10. Paragraphs [30] and [31] referred to the fact that the appointed Receiver had attended court on 14th August 2017 and had told the court that he could hold the receivership in abeyance pending the hearing of appeal in September and the judge said that he considered it was necessary and proportionate to continue the receivership and that he recorded "that it is agreed that it will be held in abeyance pending the appeal hearing" [31].  At [33] and [34] the judge made reference to the fact that the Respondent would be applying to extend the receivership to the sale of the French property observing both (at [33]) that while he accepted that such an application may now need to be made to be considered, that he was not saying what the outcome of such an application would be, and (at [34]) that if agreement could not be reached about the outgoings and sale price of the French property the issue could be resolved at the appeal hearing when either the receivership could be extended to ensure the sale of the property or the court has to take over control of the sale including the price.

11. Notwithstanding the fact that the receivership was put on hold or in abeyance pending the appeal hearing which was due to take place 28 days later the Applicant appealed the decision of the judge in respect of his refusal to suspend the receivership.  Any argument put forward by the Applicant that the judge had either prejudged the extension of the receivership to the sale of the French property is ill-founded.  The property remains unsold and the Applicant has not, thus far, co-operated in its sale so any argument that nothing could be achieved by continuing the receivership and extending it to the sale is one that should, as anticipated, be considered by the Circuit Judge at the adjourned appeal hearing.

Discussion and conclusion

12. In essence the Applicant seeks to argue the substance of the appeal yet to be heard by the Circuit Judge regarding the receivership; he doing so he rehearses many, if not all, of the arguments first put forward and rejected in October 2016, as I have already alluded to at paragraph 4 above.  Not only does the issues raised anticipate the matters which properly, and self-evidently, fall to be considered in the appeal hearing this interlocutory appeal is ill-founded and a wholly disproportionate misuse of procedure.

13. The suggestion that the Applicant has been disadvantaged by the decision of the judge pending the appeal is bemusing; the receivership was to be held in abeyance and the order of the District Judge had been stayed.  The appeal was due to be heard in 28 days.  The reasons for the appointment of the Receiver remained apposite and relevant; the French property remains unsold, issues regarding the outgoings from the property are unresolved; the parties remained in dispute over an outstanding payment of over £20,000.  That the Applicant had placed the money with his solicitor provides little by way of security; he could cease to instruct those acting for him or rescind his current instructions and his past and the present conduct does not assist.  To say that launching a further appeal in respect of the receivership when that matter was already subject of appeal is disproportionate borders on euphemism.

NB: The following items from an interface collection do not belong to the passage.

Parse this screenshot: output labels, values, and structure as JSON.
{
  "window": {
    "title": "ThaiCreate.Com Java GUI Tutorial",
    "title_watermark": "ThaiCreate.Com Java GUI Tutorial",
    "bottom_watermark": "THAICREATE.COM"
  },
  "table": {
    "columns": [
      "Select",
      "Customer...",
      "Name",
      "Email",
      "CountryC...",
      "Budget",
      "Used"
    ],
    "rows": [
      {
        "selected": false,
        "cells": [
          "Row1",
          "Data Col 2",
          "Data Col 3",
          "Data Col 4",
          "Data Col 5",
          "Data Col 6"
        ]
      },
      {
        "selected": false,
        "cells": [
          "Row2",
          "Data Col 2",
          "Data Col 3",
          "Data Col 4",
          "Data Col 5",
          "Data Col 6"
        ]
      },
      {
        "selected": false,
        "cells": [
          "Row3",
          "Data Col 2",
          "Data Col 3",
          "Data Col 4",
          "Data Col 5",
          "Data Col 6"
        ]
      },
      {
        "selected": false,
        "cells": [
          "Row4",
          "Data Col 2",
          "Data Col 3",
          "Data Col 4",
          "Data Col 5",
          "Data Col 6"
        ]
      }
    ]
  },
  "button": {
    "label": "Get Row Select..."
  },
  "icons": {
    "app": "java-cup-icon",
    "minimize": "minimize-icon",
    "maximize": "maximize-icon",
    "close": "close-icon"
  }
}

14. This application is without merit and is refused.

15. The Applicant will pay the costs, including those of the Respondent, arising out of this application.